Dataset entries
——
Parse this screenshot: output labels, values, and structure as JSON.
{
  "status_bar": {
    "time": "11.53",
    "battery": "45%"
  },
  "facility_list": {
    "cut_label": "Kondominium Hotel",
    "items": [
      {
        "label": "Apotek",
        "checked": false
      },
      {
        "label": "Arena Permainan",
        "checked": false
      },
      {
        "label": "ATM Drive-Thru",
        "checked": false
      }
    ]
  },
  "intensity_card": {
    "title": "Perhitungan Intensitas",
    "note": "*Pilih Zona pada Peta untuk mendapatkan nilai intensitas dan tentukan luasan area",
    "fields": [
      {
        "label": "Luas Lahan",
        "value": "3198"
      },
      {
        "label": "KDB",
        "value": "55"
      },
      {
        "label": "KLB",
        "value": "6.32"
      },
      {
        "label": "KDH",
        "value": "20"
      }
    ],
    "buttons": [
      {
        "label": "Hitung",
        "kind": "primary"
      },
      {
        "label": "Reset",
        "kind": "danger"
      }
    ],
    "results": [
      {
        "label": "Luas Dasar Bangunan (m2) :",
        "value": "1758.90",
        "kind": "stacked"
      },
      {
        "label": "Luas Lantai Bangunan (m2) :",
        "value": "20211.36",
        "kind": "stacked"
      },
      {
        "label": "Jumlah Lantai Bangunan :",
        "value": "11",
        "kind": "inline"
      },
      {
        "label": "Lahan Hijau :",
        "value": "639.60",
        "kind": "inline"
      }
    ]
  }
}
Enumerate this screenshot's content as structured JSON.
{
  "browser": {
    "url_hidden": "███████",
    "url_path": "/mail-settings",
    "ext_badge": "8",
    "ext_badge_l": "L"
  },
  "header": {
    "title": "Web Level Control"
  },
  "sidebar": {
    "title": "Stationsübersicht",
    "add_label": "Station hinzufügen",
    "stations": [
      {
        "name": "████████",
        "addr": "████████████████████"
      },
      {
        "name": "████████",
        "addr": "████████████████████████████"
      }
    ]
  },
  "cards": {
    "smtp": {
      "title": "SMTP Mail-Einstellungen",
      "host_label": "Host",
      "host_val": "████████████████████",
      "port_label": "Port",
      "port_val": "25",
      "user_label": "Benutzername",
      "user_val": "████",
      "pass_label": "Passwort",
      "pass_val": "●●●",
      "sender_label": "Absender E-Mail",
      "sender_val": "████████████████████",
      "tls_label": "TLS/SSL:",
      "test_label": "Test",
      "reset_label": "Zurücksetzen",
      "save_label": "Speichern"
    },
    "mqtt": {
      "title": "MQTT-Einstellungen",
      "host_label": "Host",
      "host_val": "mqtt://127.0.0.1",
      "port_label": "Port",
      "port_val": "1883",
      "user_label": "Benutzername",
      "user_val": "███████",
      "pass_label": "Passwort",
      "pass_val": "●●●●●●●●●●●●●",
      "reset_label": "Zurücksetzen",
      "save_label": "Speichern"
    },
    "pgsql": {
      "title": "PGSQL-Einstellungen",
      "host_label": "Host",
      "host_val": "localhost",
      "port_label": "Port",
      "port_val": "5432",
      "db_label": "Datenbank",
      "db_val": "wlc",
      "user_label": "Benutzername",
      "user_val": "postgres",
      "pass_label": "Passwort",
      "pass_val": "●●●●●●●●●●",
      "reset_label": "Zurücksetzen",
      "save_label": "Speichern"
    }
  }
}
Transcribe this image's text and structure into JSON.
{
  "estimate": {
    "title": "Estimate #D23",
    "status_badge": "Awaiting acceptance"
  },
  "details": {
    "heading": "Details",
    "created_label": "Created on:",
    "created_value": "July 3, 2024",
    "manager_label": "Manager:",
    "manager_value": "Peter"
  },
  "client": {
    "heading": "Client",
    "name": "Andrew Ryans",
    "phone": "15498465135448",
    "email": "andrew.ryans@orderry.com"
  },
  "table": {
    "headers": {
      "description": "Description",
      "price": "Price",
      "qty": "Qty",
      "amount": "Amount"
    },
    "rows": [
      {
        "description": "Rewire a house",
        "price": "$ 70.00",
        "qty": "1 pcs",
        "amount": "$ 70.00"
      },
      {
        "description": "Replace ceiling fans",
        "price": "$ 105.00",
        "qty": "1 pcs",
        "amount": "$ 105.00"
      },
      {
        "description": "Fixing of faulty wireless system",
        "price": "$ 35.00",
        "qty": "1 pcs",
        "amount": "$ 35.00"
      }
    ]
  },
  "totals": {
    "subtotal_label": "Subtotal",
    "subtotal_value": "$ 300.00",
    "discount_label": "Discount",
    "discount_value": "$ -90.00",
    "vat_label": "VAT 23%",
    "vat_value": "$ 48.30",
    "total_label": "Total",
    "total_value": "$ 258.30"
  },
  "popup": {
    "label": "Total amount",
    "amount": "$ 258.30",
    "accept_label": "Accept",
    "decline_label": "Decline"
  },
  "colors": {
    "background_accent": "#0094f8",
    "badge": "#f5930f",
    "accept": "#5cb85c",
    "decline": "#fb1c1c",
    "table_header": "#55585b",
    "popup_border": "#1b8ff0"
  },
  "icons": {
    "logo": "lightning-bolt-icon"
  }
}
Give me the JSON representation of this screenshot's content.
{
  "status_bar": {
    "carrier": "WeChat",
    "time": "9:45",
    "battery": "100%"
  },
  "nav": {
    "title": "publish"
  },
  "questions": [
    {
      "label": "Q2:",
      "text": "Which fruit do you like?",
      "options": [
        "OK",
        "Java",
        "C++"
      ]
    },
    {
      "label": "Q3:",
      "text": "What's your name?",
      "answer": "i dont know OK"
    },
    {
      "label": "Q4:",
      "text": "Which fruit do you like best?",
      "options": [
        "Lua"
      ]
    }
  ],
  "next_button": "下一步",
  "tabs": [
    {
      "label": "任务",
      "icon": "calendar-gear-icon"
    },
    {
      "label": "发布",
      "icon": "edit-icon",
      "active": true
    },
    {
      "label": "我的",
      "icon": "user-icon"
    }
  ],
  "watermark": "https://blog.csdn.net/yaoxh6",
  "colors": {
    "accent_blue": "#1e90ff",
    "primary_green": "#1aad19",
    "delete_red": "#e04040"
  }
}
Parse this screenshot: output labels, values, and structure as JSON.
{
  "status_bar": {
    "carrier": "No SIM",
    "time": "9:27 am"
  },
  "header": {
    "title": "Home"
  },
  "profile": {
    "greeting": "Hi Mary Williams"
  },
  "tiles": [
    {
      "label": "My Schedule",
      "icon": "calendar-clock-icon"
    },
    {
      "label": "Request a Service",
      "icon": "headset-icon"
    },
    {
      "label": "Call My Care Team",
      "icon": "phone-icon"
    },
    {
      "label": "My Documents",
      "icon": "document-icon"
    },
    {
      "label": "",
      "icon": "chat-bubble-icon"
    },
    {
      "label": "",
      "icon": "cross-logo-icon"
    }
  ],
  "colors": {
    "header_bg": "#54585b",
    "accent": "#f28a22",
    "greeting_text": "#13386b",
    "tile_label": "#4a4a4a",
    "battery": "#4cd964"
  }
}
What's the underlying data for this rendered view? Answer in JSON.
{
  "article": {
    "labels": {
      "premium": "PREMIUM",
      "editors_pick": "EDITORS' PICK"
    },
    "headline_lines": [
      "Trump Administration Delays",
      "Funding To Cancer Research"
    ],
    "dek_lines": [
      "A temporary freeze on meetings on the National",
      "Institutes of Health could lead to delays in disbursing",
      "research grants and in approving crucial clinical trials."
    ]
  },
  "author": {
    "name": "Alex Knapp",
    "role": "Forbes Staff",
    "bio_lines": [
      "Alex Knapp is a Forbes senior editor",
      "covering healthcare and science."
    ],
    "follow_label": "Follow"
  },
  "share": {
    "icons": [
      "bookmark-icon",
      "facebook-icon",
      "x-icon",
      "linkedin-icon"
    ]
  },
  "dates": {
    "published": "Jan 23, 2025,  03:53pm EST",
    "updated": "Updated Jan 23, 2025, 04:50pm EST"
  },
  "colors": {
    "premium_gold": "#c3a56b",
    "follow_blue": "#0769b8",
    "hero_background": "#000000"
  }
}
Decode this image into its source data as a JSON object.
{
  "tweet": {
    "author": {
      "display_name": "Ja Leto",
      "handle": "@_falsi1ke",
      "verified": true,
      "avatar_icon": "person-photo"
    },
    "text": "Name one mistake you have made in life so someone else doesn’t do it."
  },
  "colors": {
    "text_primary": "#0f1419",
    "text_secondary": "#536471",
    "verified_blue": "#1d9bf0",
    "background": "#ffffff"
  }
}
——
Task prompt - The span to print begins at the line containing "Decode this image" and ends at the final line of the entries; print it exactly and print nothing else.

Exercise response -
Decode this image into its source data as a JSON object.
{
  "tweet": {
    "author": {
      "display_name": "Ja Leto",
      "handle": "@_falsi1ke",
      "verified": true,
      "avatar_icon": "person-photo"
    },
    "text": "Name one mistake you have made in life so someone else doesn’t do it."
  },
  "colors": {
    "text_primary": "#0f1419",
    "text_secondary": "#536471",
    "verified_blue": "#1d9bf0",
    "background": "#ffffff"
  }
}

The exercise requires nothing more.